Apr–Jun 2016, Vol. 25, No. 2
Ag Innovation News
–by Ashley Harguth The board of directors of the Agricultural Utilization Research Institute welcomed two new directors at its regularly scheduled February meeting. The new directors are: John Schafer Minnesota Beef Council Schafer raises Hereford cattle and crops in Buffalo Lake, Minnesota. “I’m honored to be elected to serve on AURI’s board of directors. AURI’s […]
Research sponsored by Minnesota Corn Research & Promotion Council (MCRPC) and AURI indicates rations high in reduced-fat distillers grains (the high protein ethanol coproduct) fill the bill as a feed for young dairy heifers. It’s economical, it’s efficient, and dairy producers end up with a sturdy, lean replacement heifer.
Those dedicated to state economic growth have begun formulating a plan to improve investment access in the food and agricultural areas for Minnesota’s entrepreneurs. Filling this key piece of the entrepreneurial ecosystem depends on broad support from different stakeholders, which is why AURI convened the inaugural meeting from among its partners and connections.

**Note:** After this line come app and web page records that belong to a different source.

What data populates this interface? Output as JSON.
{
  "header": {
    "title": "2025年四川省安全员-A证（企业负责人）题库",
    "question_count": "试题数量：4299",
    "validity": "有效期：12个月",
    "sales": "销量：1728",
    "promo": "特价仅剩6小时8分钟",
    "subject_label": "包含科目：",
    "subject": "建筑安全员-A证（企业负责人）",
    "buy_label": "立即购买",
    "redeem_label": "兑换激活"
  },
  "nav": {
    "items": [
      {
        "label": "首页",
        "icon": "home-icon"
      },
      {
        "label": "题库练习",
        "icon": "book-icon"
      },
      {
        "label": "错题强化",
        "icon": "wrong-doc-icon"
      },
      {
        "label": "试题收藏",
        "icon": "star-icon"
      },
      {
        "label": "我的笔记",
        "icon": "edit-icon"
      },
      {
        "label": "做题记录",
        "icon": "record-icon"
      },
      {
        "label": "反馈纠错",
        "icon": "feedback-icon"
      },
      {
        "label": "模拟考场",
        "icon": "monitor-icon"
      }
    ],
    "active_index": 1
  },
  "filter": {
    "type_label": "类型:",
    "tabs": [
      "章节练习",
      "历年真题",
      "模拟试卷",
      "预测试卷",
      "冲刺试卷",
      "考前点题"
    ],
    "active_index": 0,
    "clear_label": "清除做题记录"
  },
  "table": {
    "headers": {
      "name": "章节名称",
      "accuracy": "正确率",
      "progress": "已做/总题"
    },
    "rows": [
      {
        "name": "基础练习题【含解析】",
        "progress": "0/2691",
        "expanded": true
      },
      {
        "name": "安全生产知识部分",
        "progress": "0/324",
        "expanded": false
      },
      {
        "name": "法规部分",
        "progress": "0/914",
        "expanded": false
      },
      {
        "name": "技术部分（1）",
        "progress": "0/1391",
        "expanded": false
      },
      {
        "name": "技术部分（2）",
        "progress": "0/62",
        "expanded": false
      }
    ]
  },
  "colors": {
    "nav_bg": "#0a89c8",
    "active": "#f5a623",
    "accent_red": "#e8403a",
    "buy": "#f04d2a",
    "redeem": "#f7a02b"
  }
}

Introducing a new crop to Minnesota isn’t easy. A wide range of plants can grow in the state’s fertile soils, but crops also need to deliver value before farmers will plant them. AURI researchers and scientists at the University of Minnesota are taking a closer look at two crops that show promise to produce both added revenue and environmental benefits.
From multinational corporations to individual entrepreneurs, Minnesota is home to a broad range of food companies. A 2010 report from the University of Minnesota’s Food Industry Center showed the state had more than 2,300 food businesses. The economic contribution from those companies is well into the billions of dollars.
What if mustard seed was used to not only make prepared mustard, but also the bottle that contained the condiment sitting on the grocery store shelf? Emerging processes and feedstocks may make this a reality and provide new opportunities for agricultural products and coproducts to enter exciting arenas.
Meeting consumer demand for foods with familiar ingredients is one of the biggest trends in food today. A recent Harris Poll survey indicates that 70 percent of consumers look for foods and beverages with a short list of easily recognizable ingredients.
Foster long-term economic benefit for Minnesota through value-added agricultural products.
–by Ashley Harguth Slow melting ice cream Researchers from the University of Edinburgh and the University of Dundee, both in the United Kingdom, discovered that a protein called BsIA can be used as an ingredient to keep everything combined in ice cream and result in slower melting. The typical ingredients in ice cream don’t want […]